4 AlliterationOccurs when the initial sounds of a word, beginning either with a consonant or a vowel, are repeated in close succession in a line or lines of a poem.Mostly about beginning consonant soundsExamples:The snake silently slithered past Cyndi.Repetition of “s” sound at the beginnings of words inClose successionSO WHAT? The repetition of “s” sounds imitates the sound of the snake, creating an aural image!“Remembered with twinklings and twinges.”SO WHAT? “tw” repetition actually imitates the concept of twinkling and semi-involuntary twinge.
5 ConsonanceThe repetition of consonant sound in close succession within a line or lines of a poemsounds can be anywhere in the wordsThe snake silently slithered across the grass.The repetition of the “s” sound appears at different places in the words, not just the beginning.
6 Assonance Opposite of consonance The repetition of a vowel sound in close succession throughout a line or lines of a poemUsually in stressed syllablesExamples:Twinkle, twinkle, little star How I wonder what you are Up above the world so high, Like a diamond in the sky.By and by, nor spare a sigh, Though worlds of wanwood leafmeal lie.
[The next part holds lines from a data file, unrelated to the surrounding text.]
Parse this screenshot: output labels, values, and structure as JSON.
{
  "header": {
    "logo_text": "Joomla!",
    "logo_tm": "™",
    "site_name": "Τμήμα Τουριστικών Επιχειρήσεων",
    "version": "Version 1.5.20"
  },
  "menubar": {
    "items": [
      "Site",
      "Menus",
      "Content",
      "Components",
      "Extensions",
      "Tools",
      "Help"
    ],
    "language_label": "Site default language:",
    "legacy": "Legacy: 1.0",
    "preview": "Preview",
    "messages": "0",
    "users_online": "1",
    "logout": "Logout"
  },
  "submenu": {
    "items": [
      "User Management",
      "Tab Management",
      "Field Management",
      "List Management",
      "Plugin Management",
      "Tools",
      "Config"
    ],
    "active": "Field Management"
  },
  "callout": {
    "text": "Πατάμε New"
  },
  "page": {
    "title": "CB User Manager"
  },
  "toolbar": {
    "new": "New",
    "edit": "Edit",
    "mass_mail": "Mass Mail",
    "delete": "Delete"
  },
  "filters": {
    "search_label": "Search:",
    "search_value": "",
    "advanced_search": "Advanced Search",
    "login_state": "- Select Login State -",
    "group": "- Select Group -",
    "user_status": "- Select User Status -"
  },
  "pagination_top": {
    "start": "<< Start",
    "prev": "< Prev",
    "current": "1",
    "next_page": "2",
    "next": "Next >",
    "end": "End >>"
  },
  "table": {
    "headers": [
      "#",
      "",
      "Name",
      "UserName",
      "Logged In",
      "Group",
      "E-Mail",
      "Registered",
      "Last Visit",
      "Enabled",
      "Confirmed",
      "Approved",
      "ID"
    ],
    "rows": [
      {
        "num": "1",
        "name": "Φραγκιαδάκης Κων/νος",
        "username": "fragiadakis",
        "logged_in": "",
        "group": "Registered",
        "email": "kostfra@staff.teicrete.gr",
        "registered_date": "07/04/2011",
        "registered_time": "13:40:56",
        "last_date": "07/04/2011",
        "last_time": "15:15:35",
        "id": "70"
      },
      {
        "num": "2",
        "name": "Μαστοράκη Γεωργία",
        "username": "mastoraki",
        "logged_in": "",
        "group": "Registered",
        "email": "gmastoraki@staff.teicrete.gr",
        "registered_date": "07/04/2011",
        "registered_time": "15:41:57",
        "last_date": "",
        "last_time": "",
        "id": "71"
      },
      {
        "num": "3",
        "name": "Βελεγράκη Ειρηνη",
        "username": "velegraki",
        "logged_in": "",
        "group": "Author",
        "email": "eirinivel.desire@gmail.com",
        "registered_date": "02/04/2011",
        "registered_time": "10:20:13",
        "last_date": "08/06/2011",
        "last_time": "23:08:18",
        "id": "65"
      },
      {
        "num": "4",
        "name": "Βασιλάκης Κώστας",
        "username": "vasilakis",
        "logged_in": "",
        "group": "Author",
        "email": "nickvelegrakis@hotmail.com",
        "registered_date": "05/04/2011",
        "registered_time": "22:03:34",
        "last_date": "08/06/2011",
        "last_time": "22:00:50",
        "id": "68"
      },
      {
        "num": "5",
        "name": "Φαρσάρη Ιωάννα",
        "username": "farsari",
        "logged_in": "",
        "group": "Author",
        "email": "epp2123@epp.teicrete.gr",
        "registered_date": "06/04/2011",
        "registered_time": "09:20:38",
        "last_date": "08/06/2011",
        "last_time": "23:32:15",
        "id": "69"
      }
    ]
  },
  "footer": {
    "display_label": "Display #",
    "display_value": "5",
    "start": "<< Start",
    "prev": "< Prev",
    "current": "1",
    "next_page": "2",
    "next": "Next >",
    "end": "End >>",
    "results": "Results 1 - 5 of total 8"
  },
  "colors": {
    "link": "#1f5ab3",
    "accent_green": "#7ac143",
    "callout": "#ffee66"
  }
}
And yet you will weep and know whyRepetition of long “i” sounds suggests the sound of the sigh.
7 Advertising SlogansWeather on the Ones (different letters, same sound)Scooby, Dooby, Doo, where are you?Wet WipesDora the ExplorerKrispy KremeDunkin’ DonutsHannah MontanaBlues CluesBerenstain BearsThe Now NetworkBear in the Big Blue HousePhil of the FutureRollie Pollie Ollie
8 OnomatopoeiaThe use of words that imitate or suggest the sound of the thing they presentExamples: buzz, clop, lash, roar, meow, crash, bombard, chokeOthers: chew, whisper, murmur, mumble, strike, sizzle, chop, blast, zoom
9 CacophonyNoise!Combinations of sounds that create discord; harshness of sound produced by sharp, gutteral consonant and word combinationsShort, clipped vowel sounds and consonantsex. “But notched and whelked and pocked and smashed”appropriate lyrics for a lullaby ?
10 EuphonySweet and pleasant sounding combinations of sounds/words that produce ease of articulation—soothing, flowing soundsSound & sense: these soft & flowing sounds suggest a pleasant atmosphere and meaningLong vowel sounds, soft consonantsEx. Dark faces pale against that rosy flame, The mild-eyed melancholy Lotos-eaters came.Dark faces pale against that rosy flame, The mild-eyed melancholy Lotos-eaters came.Soothing effect: long vowels, soft consonants, and soothing hypnotic rhythm